Then the option is available to use either >rolling bars< OR hire 4 Machinery moving skates, preferably the type that have built in, Turn Table and Draw Bar hooks incorporated.

Machinery moving skates, are very efficient in action, the rollers act like the links in track laying vehicles, size for size carry/transport very heavy loads, and are quite friction free, and like Rolling Bars, make turning sharp corners (comparatively) easy, leaves Pump Trucks and Fork Lifts way behind.

thanks for the advise, ill try the steel pipe. Anyone have a preference on pipe diameter? 1” 2” etc….

Two inch.
I try to keep the load on only one pipe most of the time.
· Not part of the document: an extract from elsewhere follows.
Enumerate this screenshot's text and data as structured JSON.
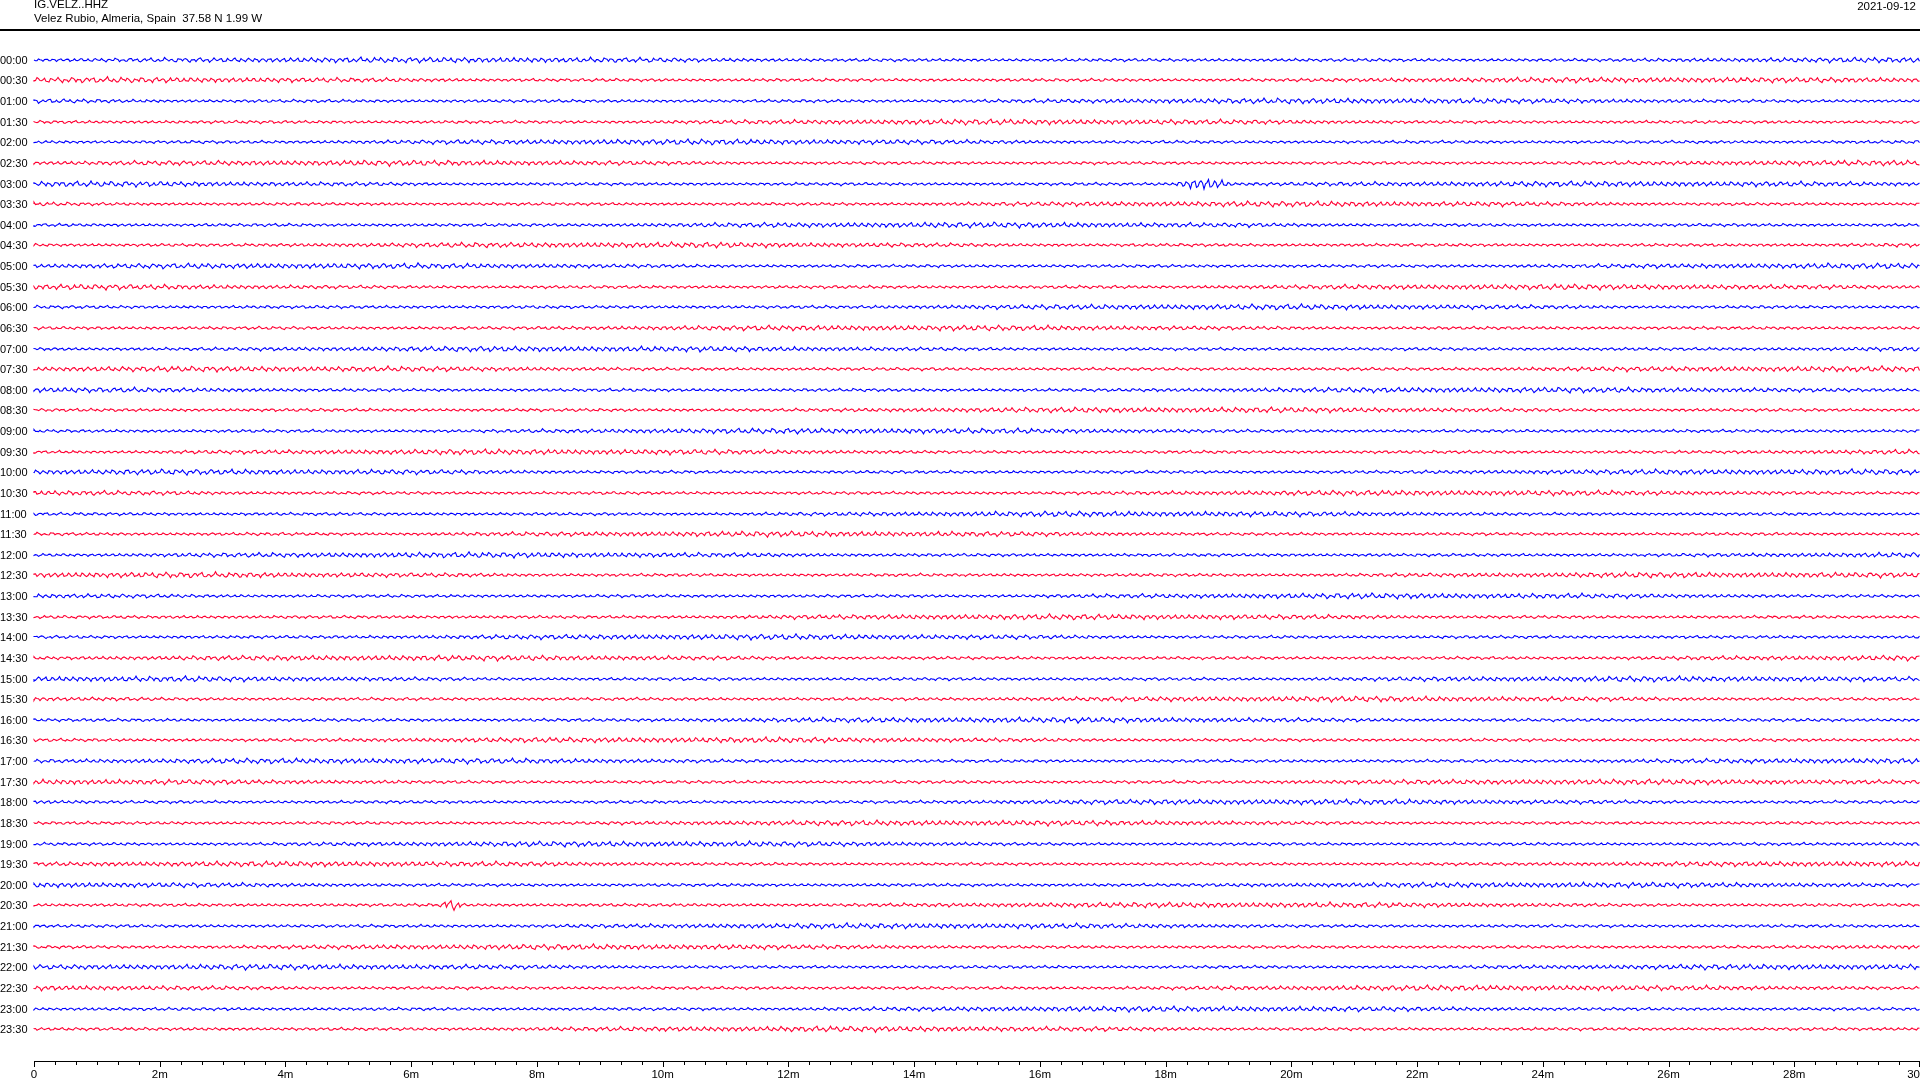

Push the load forward gently until it teeters. Step on runner to lift it and insert second pipe. Continue rolling until first pipe comes out. Slow and steady.
I call this the Egyptian method as I believe this is how they got the stones up the pyramid.

Concurring with Inky, but one tiny modification to the Specs., 2” works well but if possible 2 @ 2” and one @ 1” & 3/4” or even better 2 @ 2” and one @ 1” & 7/8” combination possibly of 2 *tubes* and one steel *rod*, makes life much much easier to release one on exit, OR introduce one on Entry, for rolling onto,! again as Inky has implied, just the little >Rock & Tilt< works well.

With the 2 from 3, combination, really helps to insert the front roller at the required angle(s) to persuade the machine to navigate gentle curves.

Inky what has happened to Your customary closing One Liner,? i.e. Get some Ink etc., always made the post(s) a little more noticeable and interesting. !!

Pipes are great even over cracks because as Mick mentioned you can introduce a pipe at an angle and it’ll roll right over a crack. However, I never had a problem with a palette jack.
Being able to lower the load, slide the palette jack over a crack into a new position, and pick back up- well, it eliminates trying to force the machine over cracks.

If you have a J-bar already, I would say pipes are really a good option and cheap if no access to a P-Jack, but frankly a good palette jack is available from most companies that will hire/rent you a truck for a day- so there is that to consider. My preference is the palette jack due to flexibility.